By Jasmia Hamilton, MS, MA and Lisa Peyton, MSEd, Foundation for Black Women’s WellnessOlivia Little, PhD, Laetitia Zeba, MPH, and Sheri Johnson, PhD, University of Wisconsin Population Health Institute


In public health, calls abound to strengthen workforce capacity and resilience, to meaningfully engage communities and to address power imbalances that lead to inequitable outcomes. Racism is increasingly recognized as a public health crisis that needs to be addressed with utmost urgency. Building trust, transparency, and partnership between institutions and communities is essential for ensuring the effectiveness of public health efforts. Yet, we are lagging in power-shifting and power-building models that can help us meet these goals.


One promising opportunity that we have is to turn our attention and investment to community-led initiatives, strategies, and solutions that build the power and capacity of populations most impacted by health and social inequities.


The Well Black Woman® Institute (WBWI), developed by the Foundation for Black Women’s Wellness, is an innovative leadership development program for Black women in Wisconsin. WBWI is grounded in a theory of change that centers Black women as a locus of power and impact in order to drive transformation at the personal, community, and systems levels. WBWI builds the knowledge, skills, and capacity of Black women to become health equity advocates, leaders, and change agents within their communities and across the state.

Quick facts about WBWI: 42 fellows participated to date, >95% retention rate year-to-date, three Wisconsin counties represented as of 2024




WBWI consists of an 8-month training experience for small learning cohorts of 10-15 Fellows each year, with both virtual and in-person components. Fellows from Wisconsin engage in a rich, interactive curriculum taught by Foundation staff and other content experts that covers health equity, leadership, civic engagement, advocacy, and organizing. Fellows remain engaged for 2 years as mentors to new cohorts and as partners with the Foundation to inform, co-lead, and advocate for health equity. WBWI also works to position Fellows with local and state leaders, systems partners, and mentors to leverage collective efforts that respond to health equity gaps.




A robust evaluation, in partnership with the University of Wisconsin Population Health Institute, is already showing evidence of WBWI’s effectiveness. Assessment data from the first two annual WBWI cohorts shows significant increases in knowledge and skills aligned with the WBWI curriculum. Fellows report that WBWI enhances their:

  • Confidence and skills as a leader;
  • Ability to effectively communicate about equity issues;
  • Feelings of social support and connectedness; and
  • Likelihood to be civically engaged. 


“This program has given me the confidence needed to truly stand strong as an advocate for myself and other women and families and has motivated and inspired me to get to the work.” – Past Participant


So what makes WBWI unique and effective?
  • It is designed BY and FOR Black women.
  • It centers participants’ lived experiences in their leadership development.
  • It creates space for addressing and healing from trauma as integral to the model.
  • It builds a sense of belonging and support across cohorts.
  • It focuses on actionable skills and relationship building that can affect change.


A key learning from the initial evaluation was the importance of nurturing spaces for Black women leaders to process, understand, and transform their lived experiences of racialized, gender-based, and/or social trauma.

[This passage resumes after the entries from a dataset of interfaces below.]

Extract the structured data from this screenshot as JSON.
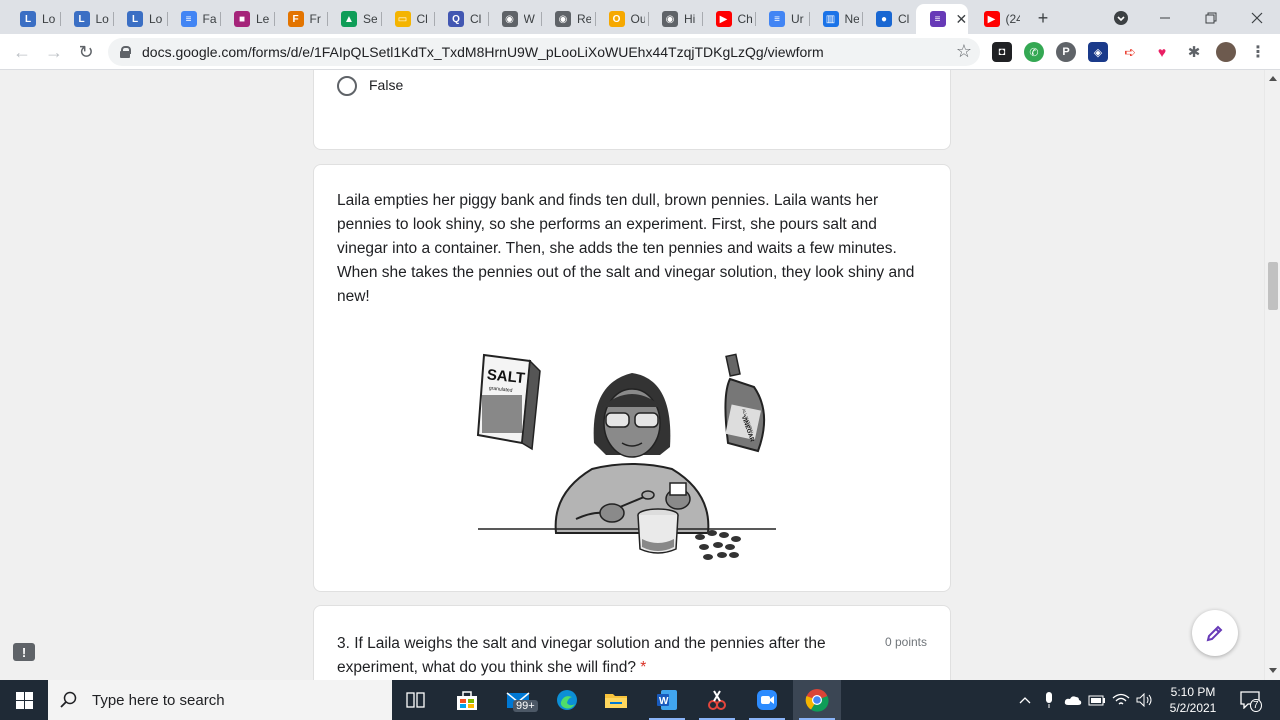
{
  "browser": {
    "tabs": [
      {
        "title": "Lo",
        "icon": "lo-icon",
        "color": "#3b6fc4",
        "glyph": "L"
      },
      {
        "title": "Lo",
        "icon": "lo-icon",
        "color": "#3b6fc4",
        "glyph": "L"
      },
      {
        "title": "Lo",
        "icon": "lo-icon",
        "color": "#3b6fc4",
        "glyph": "L"
      },
      {
        "title": "Fa",
        "icon": "docs-icon",
        "color": "#4285f4",
        "glyph": "≡"
      },
      {
        "title": "Le",
        "icon": "lesson-icon",
        "color": "#a5247a",
        "glyph": "■"
      },
      {
        "title": "Fr",
        "icon": "fox-icon",
        "color": "#e37400",
        "glyph": "F"
      },
      {
        "title": "Se",
        "icon": "drive-icon",
        "color": "#0f9d58",
        "glyph": "▲"
      },
      {
        "title": "Cl",
        "icon": "slides-icon",
        "color": "#f4b400",
        "glyph": "▭"
      },
      {
        "title": "Cl",
        "icon": "quizlet-icon",
        "color": "#4257b2",
        "glyph": "Q"
      },
      {
        "title": "W",
        "icon": "globe-icon",
        "color": "#5f6368",
        "glyph": "◉"
      },
      {
        "title": "Re",
        "icon": "globe-icon",
        "color": "#5f6368",
        "glyph": "◉"
      },
      {
        "title": "Ou",
        "icon": "o-icon",
        "color": "#f6a800",
        "glyph": "O"
      },
      {
        "title": "Hi",
        "icon": "earth-icon",
        "color": "#5f6368",
        "glyph": "◉"
      },
      {
        "title": "Ch",
        "icon": "youtube-icon",
        "color": "#ff0000",
        "glyph": "▶"
      },
      {
        "title": "Ur",
        "icon": "docs-icon",
        "color": "#4285f4",
        "glyph": "≡"
      },
      {
        "title": "Ne",
        "icon": "book-icon",
        "color": "#1a73e8",
        "glyph": "▥"
      },
      {
        "title": "Cl",
        "icon": "classroom-icon",
        "color": "#1967d2",
        "glyph": "●"
      },
      {
        "title": "",
        "icon": "forms-icon",
        "color": "#673ab7",
        "glyph": "≡",
        "active": true
      },
      {
        "title": "(24",
        "icon": "youtube-icon",
        "color": "#ff0000",
        "glyph": "▶"
      }
    ],
    "new_tab": "+",
    "url": "docs.google.com/forms/d/e/1FAIpQLSetl1KdTx_TxdM8HrnU9W_pLooLiXoWUEhx44TzqjTDKgLzQg/viewform"
  },
  "form": {
    "prev_option": "False",
    "story": "Laila empties her piggy bank and finds ten dull, brown pennies. Laila wants her pennies to look shiny, so she performs an experiment. First, she pours salt and vinegar into a container. Then, she adds the ten pennies and waits a few minutes. When she takes the pennies out of the salt and vinegar solution, they look shiny and new!",
    "illustration": {
      "salt_label": "SALT",
      "salt_sub": "granulated",
      "vinegar_top": "ALL NATURAL",
      "vinegar_label": "VINEGAR"
    },
    "question3": {
      "text": "3. If Laila weighs the salt and vinegar solution and the pennies after the experiment, what do you think she will find?",
      "required": "*",
      "points": "0 points"
    }
  },
  "taskbar": {
    "search_placeholder": "Type here to search",
    "mail_badge": "99+",
    "time": "5:10 PM",
    "date": "5/2/2021",
    "notifications": "7"
  },
  "colors": {
    "accent": "#673ab7",
    "taskbar": "#1f2a36",
    "required": "#d93025"
  }
}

Community-based leadership training is critical for interrupting social and professional isolation experienced by Black women in social impact or justice-focused careers.


“Taking in the historical context has been especially impactful. It is healing to recognize my connection to a legacy of Black women working toward health and wellness for ourselves and our community in a setting of unjust conditions. We have been doing it all along.” – Past Participant 


Our status quo ways of working are not sufficient to advance health equity. We need to invest in leadership strategies by and for those who are experiencing injustices. And we must recognize the crucial need to invest in spaces of safety, belonging, and healing in order to support and strengthen that leadership. With its early success and its potential for replicability and scalability in other places, the WBWI is a promising approach to building leadership capacity in ways that benefit public health and other health, human service, and social justice areas. 


To learn more, check out these resources: